Where does the word "Settlement" show up in the data? Please find each such line and copy it.

» **Data supplied**
===============

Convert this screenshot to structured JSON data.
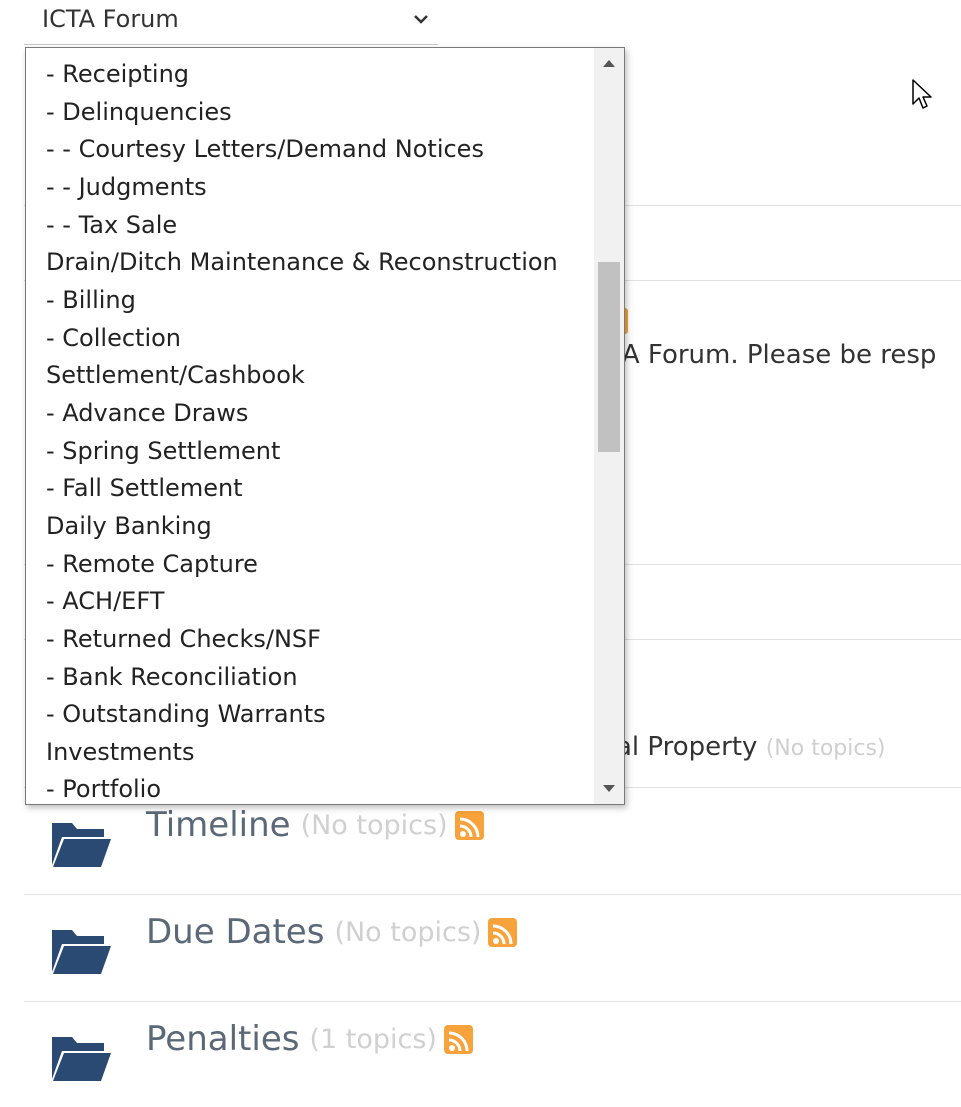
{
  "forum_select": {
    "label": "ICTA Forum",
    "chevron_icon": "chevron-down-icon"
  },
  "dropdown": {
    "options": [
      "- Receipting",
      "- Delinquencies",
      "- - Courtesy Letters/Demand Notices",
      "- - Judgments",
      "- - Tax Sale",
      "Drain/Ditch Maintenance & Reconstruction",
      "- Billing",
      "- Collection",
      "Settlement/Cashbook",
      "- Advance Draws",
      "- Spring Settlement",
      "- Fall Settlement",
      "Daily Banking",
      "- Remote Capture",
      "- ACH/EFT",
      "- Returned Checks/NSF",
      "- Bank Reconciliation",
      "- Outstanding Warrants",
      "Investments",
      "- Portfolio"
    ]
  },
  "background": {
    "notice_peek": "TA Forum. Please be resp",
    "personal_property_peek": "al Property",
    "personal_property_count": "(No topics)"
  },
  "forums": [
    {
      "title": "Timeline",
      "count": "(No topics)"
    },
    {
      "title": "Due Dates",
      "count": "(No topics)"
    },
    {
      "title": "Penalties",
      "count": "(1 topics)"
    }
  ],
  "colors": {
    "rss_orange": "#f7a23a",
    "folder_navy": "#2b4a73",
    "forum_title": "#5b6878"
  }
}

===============

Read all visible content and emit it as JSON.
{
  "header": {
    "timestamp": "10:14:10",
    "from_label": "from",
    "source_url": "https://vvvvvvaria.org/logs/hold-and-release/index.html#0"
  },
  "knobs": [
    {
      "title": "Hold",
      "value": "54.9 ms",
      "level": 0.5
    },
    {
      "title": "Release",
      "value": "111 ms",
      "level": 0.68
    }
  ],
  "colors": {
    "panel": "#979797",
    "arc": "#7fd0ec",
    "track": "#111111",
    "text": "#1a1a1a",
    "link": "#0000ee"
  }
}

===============

» **Response box**
      "Settlement/Cashbook",
      "- Spring Settlement",
      "- Fall Settlement",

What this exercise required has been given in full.